Connected fitness is a perfect opportunity to utilize Android’s open and customizable nature, which is why we see so many companies already using it. It’s also why we’re proud to work with CLMBR, a fitness company that has an incredible and unique fitness machine designed to be a one-and-done solution for all of your cardio needs. CLMBR says it burns up to 60% more calories than running, cycling, and rowing, all while working your full body.
While the machine itself is neat, the digital experience is what makes CLMBR so cool. The integrated tablet (which runs AOSP, of course) drives the whole shebang, with classes, guided workouts, challenges, milestones, benchmarks, and other crucial metrics. It supports multiple users, offers app integration with your smartphone, and even has Alexa baked in for voice control when you’re just too tired to press the pause button. Gotta love it.
We’re big fans of CLMBR and are pleased that Esper is the partner of choice for their device management.
Android Dessert Bites: EROFS is coming to Android 13 launch devices
Huawei isn’t selling nearly as many phones internationally as it used to, but its influence lives on. The file system it made back in 2018, EROFS, will be made mandatory for all devices launching with Android 13. In this week’s edition, I’m taking a look at EROFS and what benefits it’ll bring to Android devices.
What we’re reading
One of my favorite Android writers on this big ol’ interweb is JR Raphael. He’s insightful, passionate, and has excellent takes on what Google is doing. With Google I/O 2022 in the rearview, it’s no surprise that he has not one but two killer pieces that I’m digging this week. Give them a read:

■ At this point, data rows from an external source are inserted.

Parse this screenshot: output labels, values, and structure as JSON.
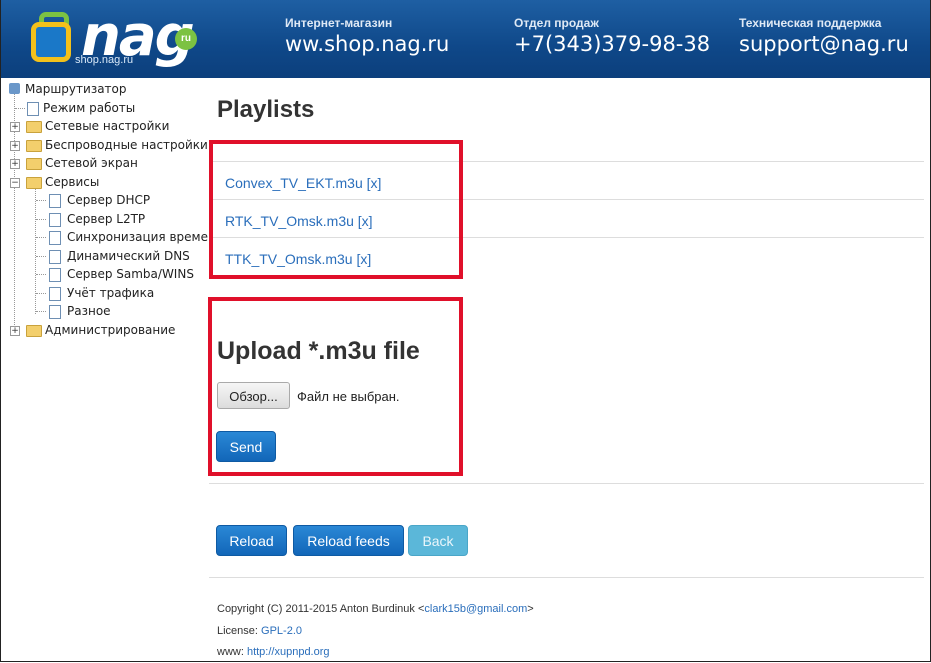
{
  "header": {
    "logo_text": "nag",
    "logo_ru": "ru",
    "logo_sub": "shop.nag.ru",
    "shop_title": "Интернет-магазин",
    "shop_value": "ww.shop.nag.ru",
    "sales_title": "Отдел продаж",
    "sales_value": "+7(343)379-98-38",
    "support_title": "Техническая поддержка",
    "support_value": "support@nag.ru",
    "bg_color": "#0f4889"
  },
  "tree": {
    "root": "Маршрутизатор",
    "items": [
      {
        "label": "Режим работы",
        "type": "doc"
      },
      {
        "label": "Сетевые настройки",
        "type": "folder"
      },
      {
        "label": "Беспроводные настройки",
        "type": "folder"
      },
      {
        "label": "Сетевой экран",
        "type": "folder"
      },
      {
        "label": "Сервисы",
        "type": "folder-open"
      },
      {
        "label": "Сервер DHCP",
        "type": "doc"
      },
      {
        "label": "Сервер L2TP",
        "type": "doc"
      },
      {
        "label": "Синхронизация времени",
        "type": "doc"
      },
      {
        "label": "Динамический DNS",
        "type": "doc"
      },
      {
        "label": "Сервер Samba/WINS",
        "type": "doc"
      },
      {
        "label": "Учёт трафика",
        "type": "doc"
      },
      {
        "label": "Разное",
        "type": "doc"
      },
      {
        "label": "Администрирование",
        "type": "folder"
      }
    ]
  },
  "main": {
    "title": "Playlists",
    "playlists": [
      {
        "name": "Convex_TV_EKT.m3u",
        "delete": "[x]"
      },
      {
        "name": "RTK_TV_Omsk.m3u",
        "delete": "[x]"
      },
      {
        "name": "TTK_TV_Omsk.m3u",
        "delete": "[x]"
      }
    ],
    "upload_title": "Upload *.m3u file",
    "browse_label": "Обзор...",
    "no_file": "Файл не выбран.",
    "send_label": "Send",
    "reload_label": "Reload",
    "reload_feeds_label": "Reload feeds",
    "back_label": "Back"
  },
  "footer": {
    "copyright_prefix": "Copyright (C) 2011-2015 Anton Burdinuk <",
    "email": "clark15b@gmail.com",
    "copyright_suffix": ">",
    "license_prefix": "License: ",
    "license": "GPL-2.0",
    "www_prefix": "www: ",
    "www": "http://xupnpd.org"
  },
  "colors": {
    "highlight": "#e0102a",
    "link": "#2a6ebb",
    "button": "#1266b8"
  }
}
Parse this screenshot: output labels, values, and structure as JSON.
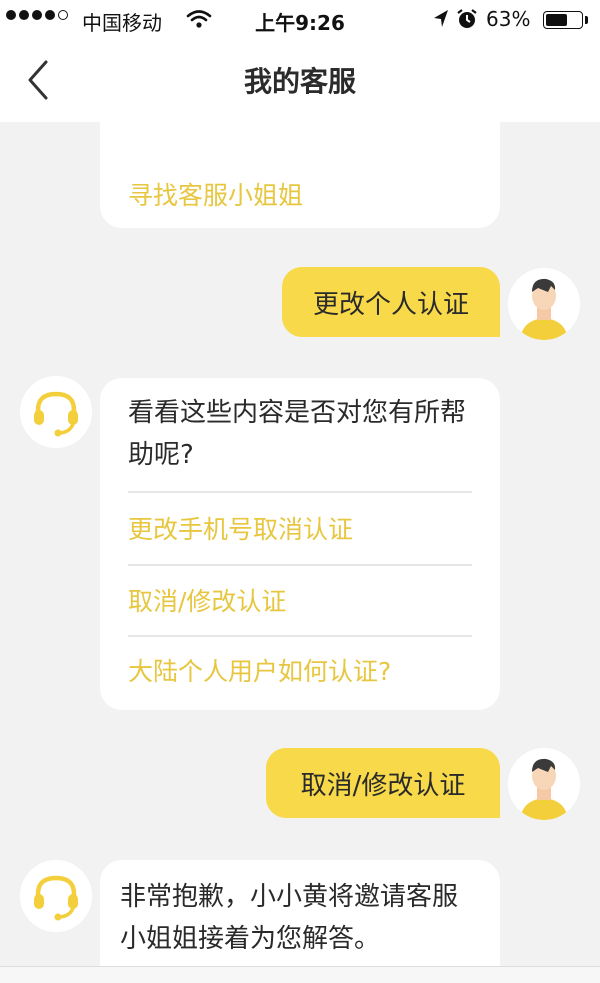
{
  "status_bar": {
    "carrier": "中国移动",
    "time": "上午9:26",
    "battery_percent": "63%",
    "battery_level": 0.63,
    "icons": [
      "signal-dots-icon",
      "wifi-icon",
      "location-arrow-icon",
      "alarm-clock-icon",
      "battery-icon"
    ]
  },
  "nav": {
    "title": "我的客服",
    "back_icon": "chevron-left-icon"
  },
  "messages": [
    {
      "from": "bot",
      "options": [
        "寻找客服小姐姐"
      ]
    },
    {
      "from": "user",
      "text": "更改个人认证"
    },
    {
      "from": "bot",
      "text": "看看这些内容是否对您有所帮助呢?",
      "options": [
        "更改手机号取消认证",
        "取消/修改认证",
        "大陆个人用户如何认证?"
      ]
    },
    {
      "from": "user",
      "text": "取消/修改认证"
    },
    {
      "from": "bot",
      "text": "非常抱歉，小小黄将邀请客服小姐姐接着为您解答。"
    }
  ],
  "colors": {
    "accent": "#f7d94a",
    "link": "#e7c640",
    "background": "#f2f2f2",
    "bubble": "#ffffff"
  }
}
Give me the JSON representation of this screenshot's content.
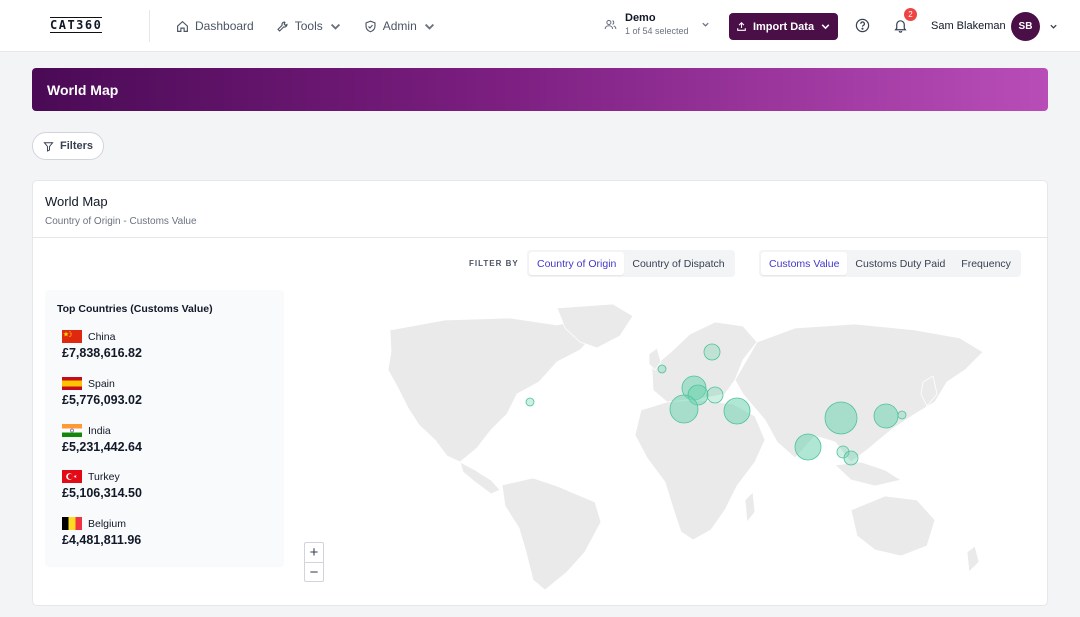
{
  "header": {
    "logo": "CAT360",
    "nav": [
      {
        "label": "Dashboard",
        "icon": "home-icon"
      },
      {
        "label": "Tools",
        "icon": "wrench-icon"
      },
      {
        "label": "Admin",
        "icon": "shield-icon"
      }
    ],
    "org": {
      "name": "Demo",
      "sub": "1 of 54 selected"
    },
    "import_label": "Import Data",
    "notification_count": "2",
    "user_name": "Sam Blakeman",
    "user_initials": "SB"
  },
  "banner": {
    "title": "World Map"
  },
  "filters_label": "Filters",
  "card": {
    "title": "World Map",
    "subtitle": "Country of Origin - Customs Value",
    "filter_by_label": "FILTER BY",
    "origin_options": [
      {
        "label": "Country of Origin",
        "active": true
      },
      {
        "label": "Country of Dispatch",
        "active": false
      }
    ],
    "metric_options": [
      {
        "label": "Customs Value",
        "active": true
      },
      {
        "label": "Customs Duty Paid",
        "active": false
      },
      {
        "label": "Frequency",
        "active": false
      }
    ],
    "top_title": "Top Countries (Customs Value)",
    "top_countries": [
      {
        "name": "China",
        "value": "£7,838,616.82",
        "flag": "china"
      },
      {
        "name": "Spain",
        "value": "£5,776,093.02",
        "flag": "spain"
      },
      {
        "name": "India",
        "value": "£5,231,442.64",
        "flag": "india"
      },
      {
        "name": "Turkey",
        "value": "£5,106,314.50",
        "flag": "turkey"
      },
      {
        "name": "Belgium",
        "value": "£4,481,811.96",
        "flag": "belgium"
      }
    ],
    "zoom_in": "+",
    "zoom_out": "−"
  },
  "colors": {
    "accent": "#4a0f47",
    "bubble": "#6fd3b0",
    "active_tab": "#4338ca"
  }
}
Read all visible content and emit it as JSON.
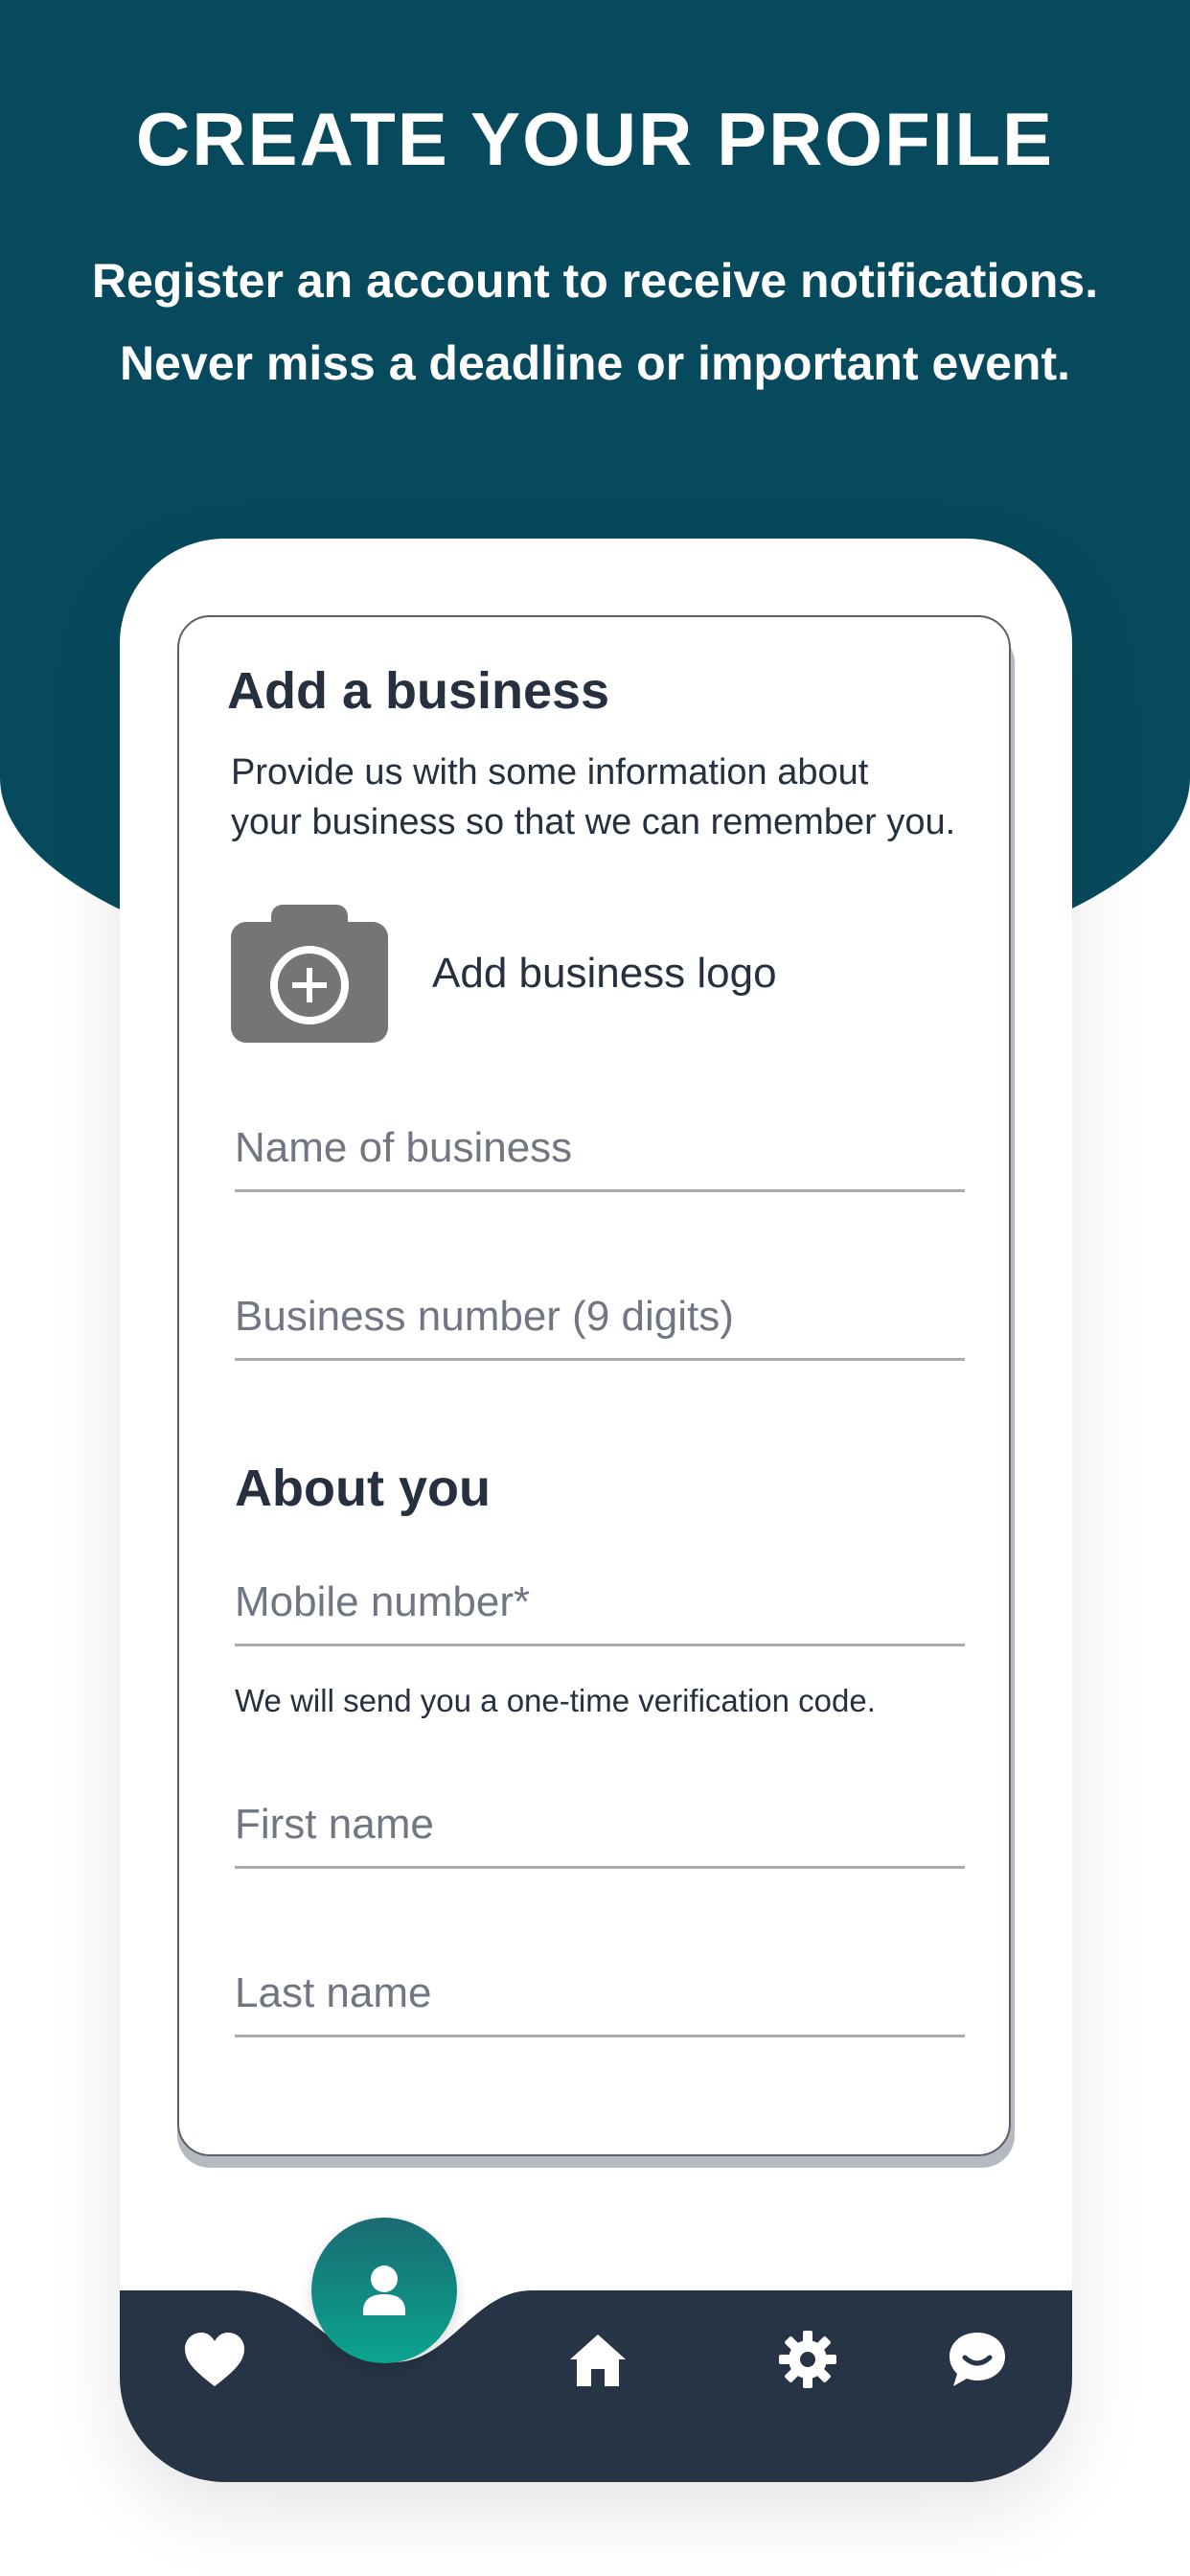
{
  "hero": {
    "title": "CREATE YOUR PROFILE",
    "subtitle_line1": "Register an account to receive notifications.",
    "subtitle_line2": "Never miss a deadline or important event."
  },
  "business": {
    "title": "Add a business",
    "desc_line1": "Provide us with some information about",
    "desc_line2": "your business so that we can remember you.",
    "logo_label": "Add business logo",
    "name_placeholder": "Name of business",
    "name_value": "",
    "number_placeholder": "Business number (9 digits)",
    "number_value": ""
  },
  "about": {
    "title": "About you",
    "mobile_placeholder": "Mobile number*",
    "mobile_value": "",
    "mobile_helper": "We will send you a one-time verification code.",
    "first_placeholder": "First name",
    "first_value": "",
    "last_placeholder": "Last name",
    "last_value": ""
  },
  "nav": {
    "items": [
      {
        "icon": "heart-icon"
      },
      {
        "icon": "user-icon",
        "active": true
      },
      {
        "icon": "home-icon"
      },
      {
        "icon": "gear-icon"
      },
      {
        "icon": "chat-icon"
      }
    ]
  },
  "colors": {
    "hero_bg": "#074a5d",
    "text_dark": "#26303f",
    "nav_bg": "#263445",
    "fab_top": "#1a6b73",
    "fab_bottom": "#0aa58e",
    "camera_gray": "#757575"
  }
}
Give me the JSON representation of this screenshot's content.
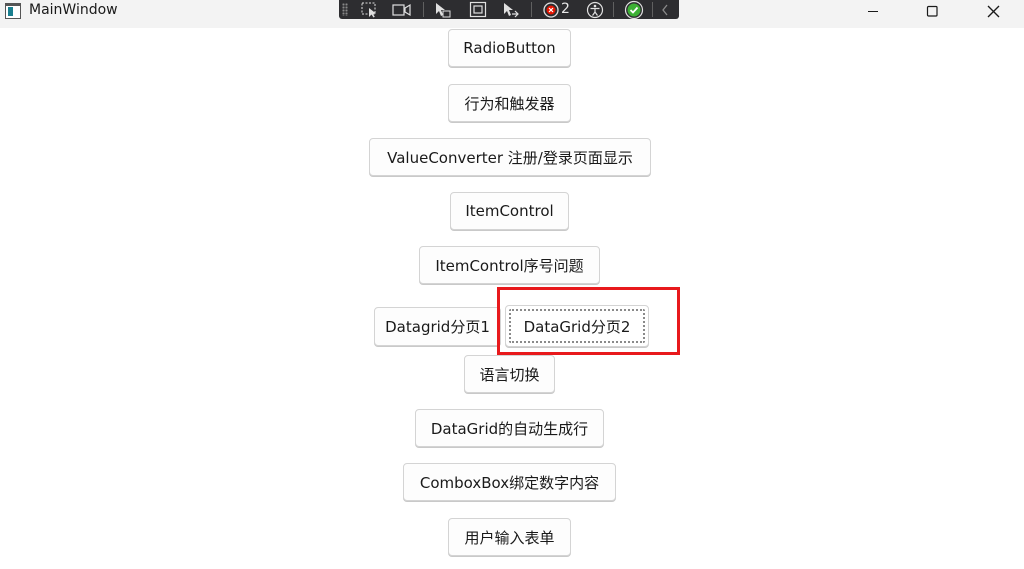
{
  "window": {
    "title": "MainWindow"
  },
  "debug_toolbar": {
    "error_count": "2",
    "icons": [
      "select-element-icon",
      "display-layout-icon",
      "track-focus-icon",
      "adorner-icon",
      "preview-selection-icon",
      "binding-failures-icon",
      "accessibility-icon",
      "hot-reload-ok-icon",
      "collapse-icon"
    ]
  },
  "buttons": {
    "radio_button": "RadioButton",
    "behavior_trigger": "行为和触发器",
    "value_converter": "ValueConverter 注册/登录页面显示",
    "item_control": "ItemControl",
    "item_control_index": "ItemControl序号问题",
    "datagrid_page1": "Datagrid分页1",
    "datagrid_page2": "DataGrid分页2",
    "language_switch": "语言切换",
    "datagrid_autogen": "DataGrid的自动生成行",
    "combobox_binding": "ComboxBox绑定数字内容",
    "user_input_form": "用户输入表单"
  },
  "colors": {
    "highlight": "#e8191c",
    "title_bar": "#f3f3f3",
    "debug_toolbar": "#2d2d30"
  }
}
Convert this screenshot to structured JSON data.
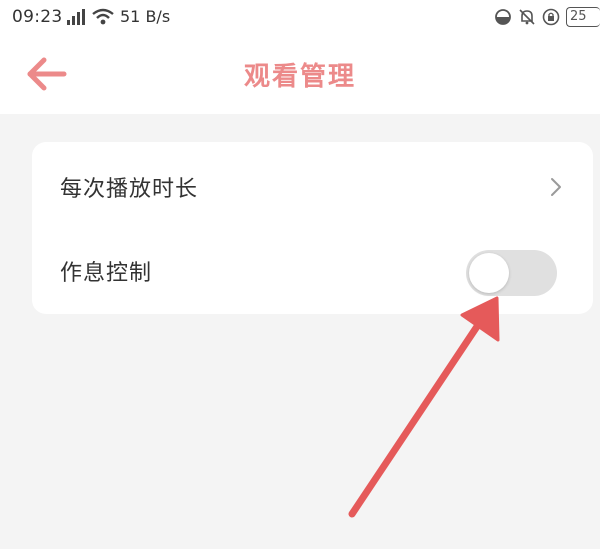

Google’s Threat Analysis Group issued an update to the 0-day threats disclosed in July of ‘21. According to the post, the exploits were packed and sold by a single company. The full details of TAG’s findings are in the post, which dives into the details of three separate campaigns, breaking down how each one worked.